▶ _PROBLEM DESCRIPTION_:
Counting only lines that contain the string "screen", how many are there in the data? Say the number alone.

Data records for software interfaces:
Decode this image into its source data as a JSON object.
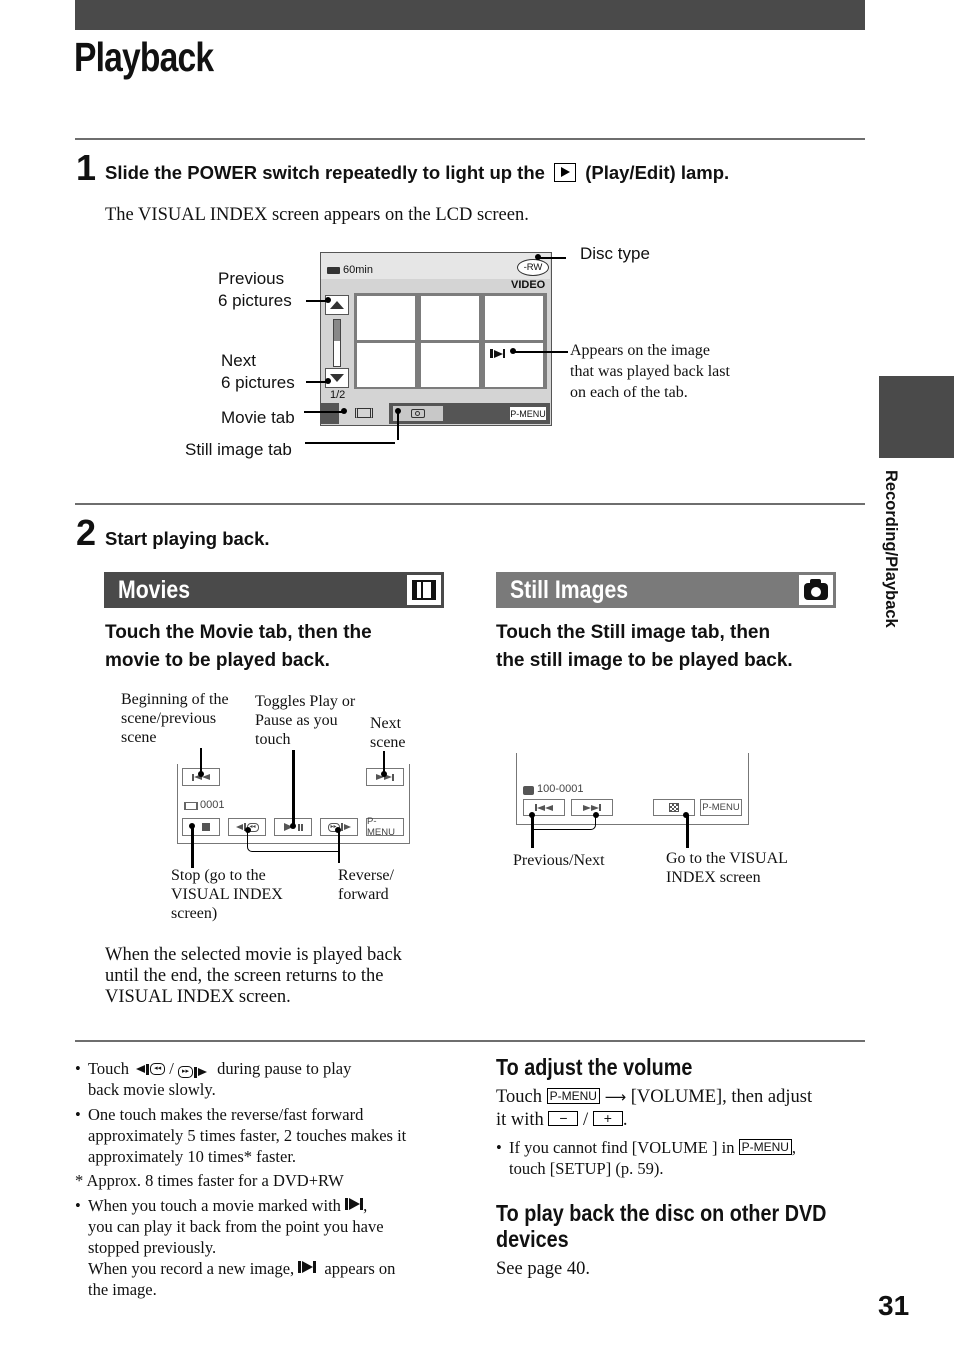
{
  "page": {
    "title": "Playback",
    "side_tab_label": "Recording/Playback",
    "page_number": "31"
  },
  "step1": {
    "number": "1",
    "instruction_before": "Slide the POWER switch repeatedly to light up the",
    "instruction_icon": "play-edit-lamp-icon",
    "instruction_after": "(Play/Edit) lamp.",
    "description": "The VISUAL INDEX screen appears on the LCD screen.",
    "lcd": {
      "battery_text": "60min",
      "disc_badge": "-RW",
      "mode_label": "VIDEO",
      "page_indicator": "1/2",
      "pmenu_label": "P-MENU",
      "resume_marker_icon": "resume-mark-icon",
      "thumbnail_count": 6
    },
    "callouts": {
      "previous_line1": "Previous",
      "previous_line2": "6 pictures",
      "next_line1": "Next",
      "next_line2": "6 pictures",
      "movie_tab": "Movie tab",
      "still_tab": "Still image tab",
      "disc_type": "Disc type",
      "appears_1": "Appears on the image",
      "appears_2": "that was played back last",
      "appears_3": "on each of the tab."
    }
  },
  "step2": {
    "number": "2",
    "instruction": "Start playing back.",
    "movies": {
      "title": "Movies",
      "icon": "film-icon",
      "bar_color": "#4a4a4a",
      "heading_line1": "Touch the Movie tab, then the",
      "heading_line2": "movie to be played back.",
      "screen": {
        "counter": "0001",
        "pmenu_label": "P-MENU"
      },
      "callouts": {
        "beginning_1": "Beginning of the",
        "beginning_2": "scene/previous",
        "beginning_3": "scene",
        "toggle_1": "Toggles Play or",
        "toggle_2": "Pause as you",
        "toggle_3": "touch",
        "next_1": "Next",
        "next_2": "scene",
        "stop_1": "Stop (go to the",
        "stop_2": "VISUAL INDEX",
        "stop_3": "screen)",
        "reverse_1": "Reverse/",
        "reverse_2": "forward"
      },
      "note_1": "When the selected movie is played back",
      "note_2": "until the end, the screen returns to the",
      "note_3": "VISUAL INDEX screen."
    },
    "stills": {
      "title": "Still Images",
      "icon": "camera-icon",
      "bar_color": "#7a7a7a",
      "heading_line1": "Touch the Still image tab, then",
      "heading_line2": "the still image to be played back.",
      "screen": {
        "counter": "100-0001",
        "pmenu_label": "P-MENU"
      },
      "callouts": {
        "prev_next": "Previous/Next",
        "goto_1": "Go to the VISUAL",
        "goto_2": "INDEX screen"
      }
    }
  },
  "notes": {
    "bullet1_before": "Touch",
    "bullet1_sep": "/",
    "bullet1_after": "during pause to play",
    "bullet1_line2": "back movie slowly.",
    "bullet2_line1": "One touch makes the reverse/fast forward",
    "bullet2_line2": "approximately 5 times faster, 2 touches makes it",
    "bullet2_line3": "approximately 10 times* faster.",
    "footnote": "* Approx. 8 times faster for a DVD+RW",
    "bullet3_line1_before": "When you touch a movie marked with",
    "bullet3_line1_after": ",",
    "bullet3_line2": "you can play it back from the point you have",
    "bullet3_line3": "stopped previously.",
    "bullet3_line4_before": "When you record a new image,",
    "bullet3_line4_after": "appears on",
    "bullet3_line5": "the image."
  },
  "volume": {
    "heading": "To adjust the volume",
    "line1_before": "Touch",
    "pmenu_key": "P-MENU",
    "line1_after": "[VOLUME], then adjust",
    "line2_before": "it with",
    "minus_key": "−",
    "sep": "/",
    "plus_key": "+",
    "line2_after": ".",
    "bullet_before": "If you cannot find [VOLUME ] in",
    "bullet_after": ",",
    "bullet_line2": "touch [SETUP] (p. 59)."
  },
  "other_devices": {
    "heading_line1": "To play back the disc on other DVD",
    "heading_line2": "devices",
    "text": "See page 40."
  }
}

▶ _ANSWER TO THE PROBLEM_:
7